On 17 March, President Bush said: `Saddam Hussein and his sons must leave Iraq within 48 hours. Their refusal to do so will result in military conflict.' During the forty-eight hours ultimatum given by President Bush, a UNSC meeting showed that the chief UN weapons inspector, as well as a majority of the Security Council members, favoured giving more time to inspections in order to verify Iraq's disarmament. Plausibly, Iraqi WMD could have been checked and destroyed (as Al-Samoud missiles were when the war started) in some months' time. However, the United States chose to wage a war because it was pursuing other goals in addition to Iraqi disarmament. A whole range of other motives have been offered by the US administration: not only self-defence but also regime change, `unfinished business', democratisation, repression of an `axis of evil', etc.
From 24 February to 20 March, China, France, Germany, Russia and Syria stated publicly that they did not support the draft resolution aimed at transforming the inspections regime into an authorisation to employ force. Two days after the outbreak of hostilities, Chile and Mexico, two other Security Council members, declared that they believed that inspections should have continued. Therefore, it seems obvious that the draft resolution was not put to a vote owing to a lack of the necessary nine affirmative votes.

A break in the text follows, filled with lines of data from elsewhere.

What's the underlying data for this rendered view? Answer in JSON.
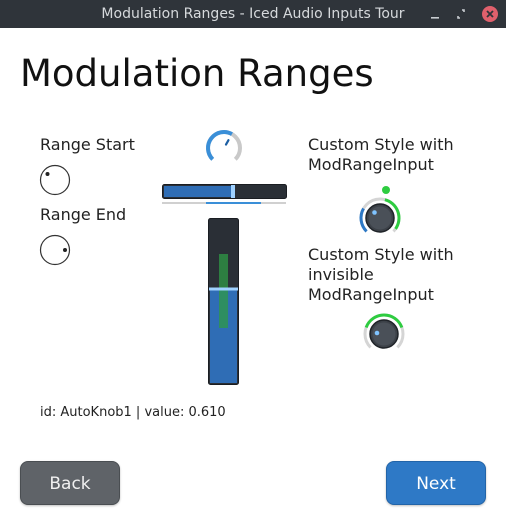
{
  "window": {
    "title": "Modulation Ranges - Iced Audio Inputs Tour"
  },
  "page": {
    "title": "Modulation Ranges"
  },
  "labels": {
    "range_start": "Range Start",
    "range_end": "Range End",
    "custom_style_line1": "Custom Style with",
    "custom_style_line2": "ModRangeInput",
    "custom_invisible_line1": "Custom Style with",
    "custom_invisible_line2": "invisible",
    "custom_invisible_line3": "ModRangeInput"
  },
  "status": {
    "text": "id: AutoKnob1  |  value: 0.610"
  },
  "buttons": {
    "back": "Back",
    "next": "Next"
  },
  "controls": {
    "auto_knob_value": 0.61,
    "h_slider_value": 0.57,
    "v_slider_value": 0.58
  },
  "colors": {
    "accent_blue": "#2e79c6",
    "mod_green": "#2ecc40",
    "titlebar": "#2f343a"
  },
  "icons": {
    "minimize": "minimize-icon",
    "restore": "restore-icon",
    "close": "close-icon"
  }
}
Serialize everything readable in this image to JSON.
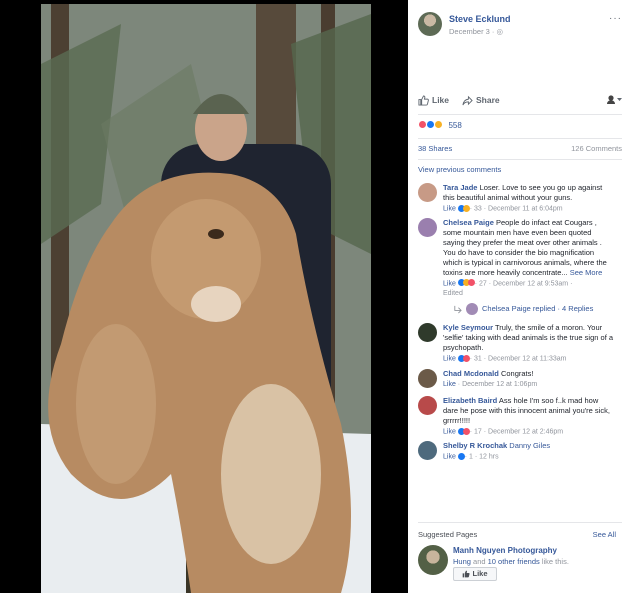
{
  "post": {
    "author": "Steve Ecklund",
    "date": "December 3 · ◎",
    "more": "···"
  },
  "actions": {
    "like": "Like",
    "share": "Share"
  },
  "reactions": {
    "count": "558",
    "colors": [
      "#f25268",
      "#1877f2",
      "#f7b125"
    ]
  },
  "counts": {
    "shares": "38 Shares",
    "comments": "126 Comments"
  },
  "view_previous": "View previous comments",
  "comments": [
    {
      "name": "Tara Jade",
      "text": "Loser. Love to see you go up against this beautiful animal without your guns.",
      "like": "Like",
      "meta": "· 33 · December 11 at 6:04pm",
      "avatar_color": "#c79a86"
    },
    {
      "name": "Chelsea Paige",
      "text": "People do infact eat Cougars , some mountain men have even been quoted saying they prefer the meat over other animals . You do have to consider the bio magnification which is typical in carnivorous animals, where the toxins are more heavily concentrate...",
      "see_more": "See More",
      "like": "Like",
      "meta": "· 27 · December 12 at 9:53am ·",
      "edited": "Edited",
      "avatar_color": "#9a7fae"
    },
    {
      "name": "Kyle Seymour",
      "text": "Truly, the smile of a moron. Your 'selfie' taking with dead animals is the true sign of a psychopath.",
      "like": "Like",
      "meta": "· 31 · December 12 at 11:33am",
      "avatar_color": "#2f3a2b"
    },
    {
      "name": "Chad Mcdonald",
      "text": "Congrats!",
      "like": "Like",
      "meta": "· December 12 at 1:06pm",
      "avatar_color": "#6b5a48"
    },
    {
      "name": "Elizabeth Baird",
      "text": "Ass hole I'm soo f..k mad how dare he pose with this innocent animal you're sick, grrrrr!!!!!",
      "like": "Like",
      "meta": "· 17 · December 12 at 2:46pm",
      "avatar_color": "#b84a4a"
    },
    {
      "name": "Shelby R Krochak",
      "tag": "Danny Giles",
      "like": "Like",
      "meta": "· 1 · 12 hrs",
      "avatar_color": "#4e6a7d"
    }
  ],
  "replies": {
    "text": "Chelsea Paige replied · 4 Replies"
  },
  "suggested": {
    "title": "Suggested Pages",
    "see_all": "See All",
    "page_name": "Manh Nguyen Photography",
    "friend": "Hung",
    "friends_rest": " and ",
    "others": "10 other friends",
    "tail": " like this.",
    "like_button": "Like"
  }
}
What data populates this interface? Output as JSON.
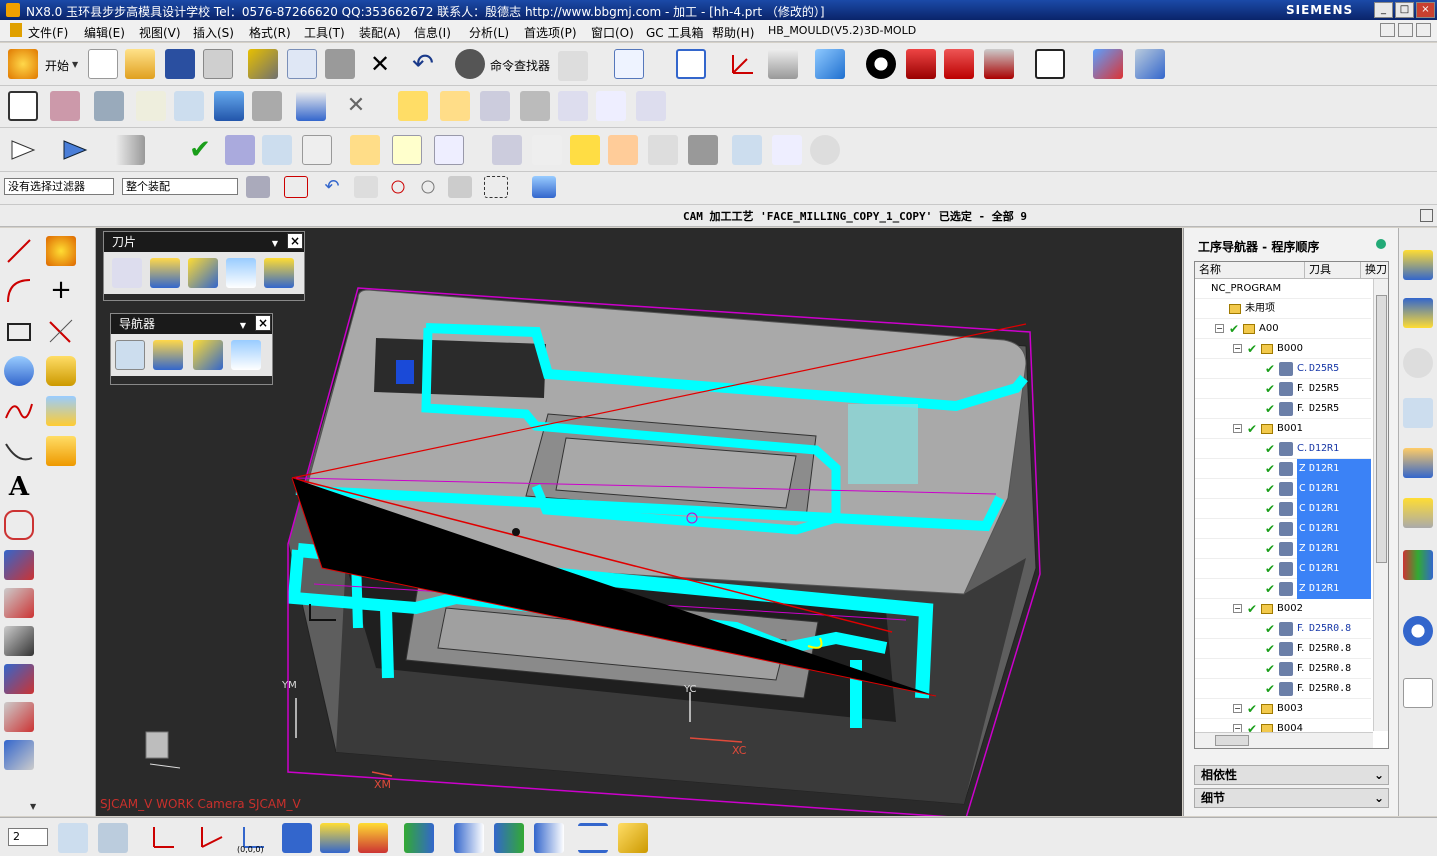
{
  "titlebar": {
    "title": "NX8.0 玉环县步步高模具设计学校 Tel：0576-87266620 QQ:353662672 联系人：殷德志 http://www.bbgmj.com - 加工 - [hh-4.prt （修改的）]",
    "brand": "SIEMENS",
    "min_label": "_",
    "max_label": "□",
    "close_label": "×"
  },
  "menu": {
    "items": [
      "文件(F)",
      "编辑(E)",
      "视图(V)",
      "插入(S)",
      "格式(R)",
      "工具(T)",
      "装配(A)",
      "信息(I)",
      "分析(L)",
      "首选项(P)",
      "窗口(O)",
      "GC 工具箱",
      "帮助(H)",
      "HB_MOULD(V5.2)",
      "3D-MOLD"
    ]
  },
  "toolbar1": {
    "start_label": "开始",
    "find_label": "命令查找器"
  },
  "filters": {
    "selection_filter": "没有选择过滤器",
    "scope": "整个装配"
  },
  "status": {
    "text": "CAM 加工工艺 'FACE_MILLING_COPY_1_COPY' 已选定 - 全部 9"
  },
  "panels": {
    "tool_panel_title": "刀片",
    "navigator_panel_title": "导航器"
  },
  "viewport": {
    "label": "SJCAM_V WORK Camera SJCAM_V",
    "axis_labels": {
      "ym": "YM",
      "yc": "YC",
      "xc": "XC",
      "xm": "XM"
    }
  },
  "navigator": {
    "title": "工序导航器 - 程序顺序",
    "columns": [
      "名称",
      "刀具",
      "换刀"
    ],
    "rows": [
      {
        "indent": 0,
        "name": "NC_PROGRAM",
        "tool": "",
        "kind": "root"
      },
      {
        "indent": 1,
        "name": "未用项",
        "tool": "",
        "kind": "folder"
      },
      {
        "indent": 1,
        "name": "A00",
        "tool": "",
        "kind": "group"
      },
      {
        "indent": 2,
        "name": "B000",
        "tool": "",
        "kind": "group"
      },
      {
        "indent": 3,
        "name": "C.",
        "tool": "D25R5",
        "kind": "op",
        "blue": true
      },
      {
        "indent": 3,
        "name": "F.",
        "tool": "D25R5",
        "kind": "op"
      },
      {
        "indent": 3,
        "name": "F.",
        "tool": "D25R5",
        "kind": "op"
      },
      {
        "indent": 2,
        "name": "B001",
        "tool": "",
        "kind": "group"
      },
      {
        "indent": 3,
        "name": "C.",
        "tool": "D12R1",
        "kind": "op",
        "blue": true
      },
      {
        "indent": 3,
        "name": "Z.",
        "tool": "D12R1",
        "kind": "op",
        "sel": true
      },
      {
        "indent": 3,
        "name": "C.",
        "tool": "D12R1",
        "kind": "op",
        "sel": true
      },
      {
        "indent": 3,
        "name": "C.",
        "tool": "D12R1",
        "kind": "op",
        "sel": true
      },
      {
        "indent": 3,
        "name": "C.",
        "tool": "D12R1",
        "kind": "op",
        "sel": true
      },
      {
        "indent": 3,
        "name": "Z.",
        "tool": "D12R1",
        "kind": "op",
        "sel": true
      },
      {
        "indent": 3,
        "name": "C.",
        "tool": "D12R1",
        "kind": "op",
        "sel": true
      },
      {
        "indent": 3,
        "name": "Z.",
        "tool": "D12R1",
        "kind": "op",
        "sel": true
      },
      {
        "indent": 2,
        "name": "B002",
        "tool": "",
        "kind": "group"
      },
      {
        "indent": 3,
        "name": "F.",
        "tool": "D25R0.8",
        "kind": "op",
        "blue": true
      },
      {
        "indent": 3,
        "name": "F.",
        "tool": "D25R0.8",
        "kind": "op"
      },
      {
        "indent": 3,
        "name": "F.",
        "tool": "D25R0.8",
        "kind": "op"
      },
      {
        "indent": 3,
        "name": "F.",
        "tool": "D25R0.8",
        "kind": "op"
      },
      {
        "indent": 2,
        "name": "B003",
        "tool": "",
        "kind": "group"
      },
      {
        "indent": 2,
        "name": "B004",
        "tool": "",
        "kind": "group"
      }
    ],
    "sections": [
      "相依性",
      "细节"
    ]
  },
  "bottom": {
    "layer_value": "2",
    "origin_label": "(0,0,0)"
  },
  "colors": {
    "accent": "#3b82f6",
    "toolpath": "#00ffff",
    "bound": "#cc00cc",
    "viewport_bg": "#2a2a2a"
  }
}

Reliable reports and some public declarations from the proponents of the draft resolution suggest that, had the draft rallied those nine votes, it would have been put to a vote, even if one or several vetoes would most probably have prevented its adoption. At that moment, the vetoes would have perhaps been dismissed as `unreasonable' by the proponents of the draft resolution, and the UN Charter would have been declared obsolete.
The Security Council will have another opportunity to fulfil its role once hostilities are over. It could then discuss an agreed framework to coordinate the reconstruction of Iraq. Those discussions would be a good opportunity to mend fences between allies. However, the organisation of postwar Iraq might also prove a divisive issue if the previous positions were maintained.
At the end of March, when this article was written, there were two different visions of the Security Council's role in postwar Iraq. Although there seemed to be general agreement that the military administration should be undertaken by American and British forces, there were opposing views as far as the political and economic dimensions were concerned. The United States appeared to maintain that, taking into account that it had taken the initiative and borne most of the war effort, it should also take the lead in Iraq's `democratisation process' and economic reconstruction. For their part, most of the European allies favoured a multilateral approach to the postwar phase. This would notably include a decision by the Security Council to ensure collective action to support the establishment of a democratic government in Iraq.
It is evident that the involvement of the Security Council in Iraq's reconstruction would have clear advantages. It would allow the international community's participation in the postwar process. It would offer a good opportunity to discuss the situation in the Middle East as a whole. Finally, the expertise of the United Nations and some other institutions and individual states in state-building would be utilised. Despite these and other advantages, one cannot know in advance whether postwar Iraq will be organised in a multilateral way or not.